Included in McKinsey’s A-F+ segment are Construction, Manufacturing, Retail Trade, Administrative & Support, Information Services, and Utilities. Addressing Retail, McKinsey noted the businesses’ strength in weathering Covid-19 was largely affected by whether they were labeled as essential (e.g. clothing was non-essential and suffered, while grocery was essential and thrived). Manufacturing was affected relatively based on the whether the product manufactured was labeled as essential. Again, McKinsey highlights the financial health of various sectors prior to Covid-19, noting that clothing manufacturers tended to have lower liquidity than electronics manufacturers at the start of the pandemic – a factor that played into their lack of resiliency. Construction is an industry which is largely dependent upon the general economic health of the country. McKinsey believes that a drawn-out market recovery could put this industry at significant risk in the future.

In determining how Covid-19 is affecting small businesses in general, McKinsey analyzed multiple surveys, concluding that at minimum, half of small businesses experiencing “large negative effect” are likely to close. At worst, an additional 25% in the “moderate negative effect” range could close. This is especially bad news for minority small business owners, who own 25% of small businesses which are highly affected by Covid-19 and only 15% of small businesses in industries that are largely resilient to issues presented by the virus.

McKinsey offers a plethora of ways in which government and consumers can help small businesses weather the storm:
  • Provide relief that focuses on improving revenue and reducing cost
  • Offer new or special forms of credit for small businesses that don’t currently have banking relationships
  • Prioritize small business in procurement
  • Change payment terms to “30-days” or “due upon receipt” to give small business owners faster access to cash
  • Relax payment schedules on loans
  • Provide government supplied PPE for small businesses
  • Establish local portals to provide funds for implementing physical distancing
  • Provide means for small businesses to upgrade their facilities and improve training programs
  • Shop at small businesses as opposed to big box stores whenever possible
  • Purchase from large companies which use small businesses as suppliers

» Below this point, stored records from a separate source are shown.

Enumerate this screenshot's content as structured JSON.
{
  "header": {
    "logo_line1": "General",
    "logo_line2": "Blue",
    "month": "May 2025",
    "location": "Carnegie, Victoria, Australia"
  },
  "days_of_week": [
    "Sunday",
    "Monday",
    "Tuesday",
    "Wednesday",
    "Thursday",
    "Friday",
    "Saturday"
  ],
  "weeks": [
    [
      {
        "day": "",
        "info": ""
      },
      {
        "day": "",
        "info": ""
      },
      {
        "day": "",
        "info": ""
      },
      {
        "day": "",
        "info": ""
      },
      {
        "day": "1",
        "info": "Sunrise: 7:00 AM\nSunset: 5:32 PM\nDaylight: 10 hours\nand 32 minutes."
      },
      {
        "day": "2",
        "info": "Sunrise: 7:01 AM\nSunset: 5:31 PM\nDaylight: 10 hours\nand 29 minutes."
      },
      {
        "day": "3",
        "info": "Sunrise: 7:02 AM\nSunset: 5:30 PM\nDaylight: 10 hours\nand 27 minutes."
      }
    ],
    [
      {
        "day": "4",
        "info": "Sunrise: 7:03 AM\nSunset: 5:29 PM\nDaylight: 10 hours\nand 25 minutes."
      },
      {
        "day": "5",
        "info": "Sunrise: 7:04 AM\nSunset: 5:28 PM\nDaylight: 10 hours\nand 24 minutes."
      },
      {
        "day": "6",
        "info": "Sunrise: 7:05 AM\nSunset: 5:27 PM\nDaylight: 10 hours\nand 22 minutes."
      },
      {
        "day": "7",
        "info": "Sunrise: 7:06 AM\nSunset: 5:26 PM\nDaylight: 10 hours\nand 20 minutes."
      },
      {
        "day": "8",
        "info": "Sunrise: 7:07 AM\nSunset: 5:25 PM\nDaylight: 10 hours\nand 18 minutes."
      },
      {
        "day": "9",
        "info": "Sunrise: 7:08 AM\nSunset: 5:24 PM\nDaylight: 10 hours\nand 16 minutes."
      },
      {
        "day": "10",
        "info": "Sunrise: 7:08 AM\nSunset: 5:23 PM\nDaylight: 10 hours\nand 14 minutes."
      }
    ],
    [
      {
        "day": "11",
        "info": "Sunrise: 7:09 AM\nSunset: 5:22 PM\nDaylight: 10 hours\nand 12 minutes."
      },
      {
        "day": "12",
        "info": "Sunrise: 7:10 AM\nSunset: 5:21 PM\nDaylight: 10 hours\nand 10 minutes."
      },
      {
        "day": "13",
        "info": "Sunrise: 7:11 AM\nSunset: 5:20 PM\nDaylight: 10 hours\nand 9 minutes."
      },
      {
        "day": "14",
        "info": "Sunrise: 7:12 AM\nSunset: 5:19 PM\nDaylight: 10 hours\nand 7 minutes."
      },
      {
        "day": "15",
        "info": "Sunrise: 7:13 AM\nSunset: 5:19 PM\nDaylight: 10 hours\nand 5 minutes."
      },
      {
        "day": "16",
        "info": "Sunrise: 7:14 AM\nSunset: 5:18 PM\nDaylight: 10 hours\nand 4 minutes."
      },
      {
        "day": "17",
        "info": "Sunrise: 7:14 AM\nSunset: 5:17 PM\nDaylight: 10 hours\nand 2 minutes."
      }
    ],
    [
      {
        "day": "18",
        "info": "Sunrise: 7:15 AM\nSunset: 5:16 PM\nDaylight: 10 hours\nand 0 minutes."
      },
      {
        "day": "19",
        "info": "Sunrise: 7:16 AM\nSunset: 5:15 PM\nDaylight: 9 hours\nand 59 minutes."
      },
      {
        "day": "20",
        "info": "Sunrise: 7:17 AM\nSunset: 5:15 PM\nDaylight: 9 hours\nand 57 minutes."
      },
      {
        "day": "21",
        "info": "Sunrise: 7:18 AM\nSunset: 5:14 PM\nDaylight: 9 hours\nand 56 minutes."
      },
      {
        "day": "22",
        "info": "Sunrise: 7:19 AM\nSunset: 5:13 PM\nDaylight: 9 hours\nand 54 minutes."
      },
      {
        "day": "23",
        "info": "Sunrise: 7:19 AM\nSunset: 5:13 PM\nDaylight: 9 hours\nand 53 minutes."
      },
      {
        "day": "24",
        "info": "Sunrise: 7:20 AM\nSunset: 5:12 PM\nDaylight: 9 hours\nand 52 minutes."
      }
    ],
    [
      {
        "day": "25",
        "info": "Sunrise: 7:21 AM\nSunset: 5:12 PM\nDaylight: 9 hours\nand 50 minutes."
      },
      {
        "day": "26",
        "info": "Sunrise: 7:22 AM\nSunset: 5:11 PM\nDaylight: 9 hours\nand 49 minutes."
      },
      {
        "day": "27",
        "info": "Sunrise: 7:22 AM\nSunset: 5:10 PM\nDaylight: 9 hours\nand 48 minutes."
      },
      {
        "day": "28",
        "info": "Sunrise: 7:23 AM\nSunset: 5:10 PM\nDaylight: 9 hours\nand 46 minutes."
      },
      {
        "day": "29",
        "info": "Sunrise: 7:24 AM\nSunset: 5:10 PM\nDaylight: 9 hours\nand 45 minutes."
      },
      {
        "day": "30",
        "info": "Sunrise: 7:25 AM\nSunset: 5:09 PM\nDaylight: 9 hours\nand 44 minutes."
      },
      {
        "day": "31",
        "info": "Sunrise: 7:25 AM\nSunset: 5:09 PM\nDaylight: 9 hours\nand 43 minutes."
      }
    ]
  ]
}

You can read the full article by following this link: https://www.mckinsey.com/featured-insights/americas/which-small-businesses-are-most-vulnerable-to-covid-19-and-when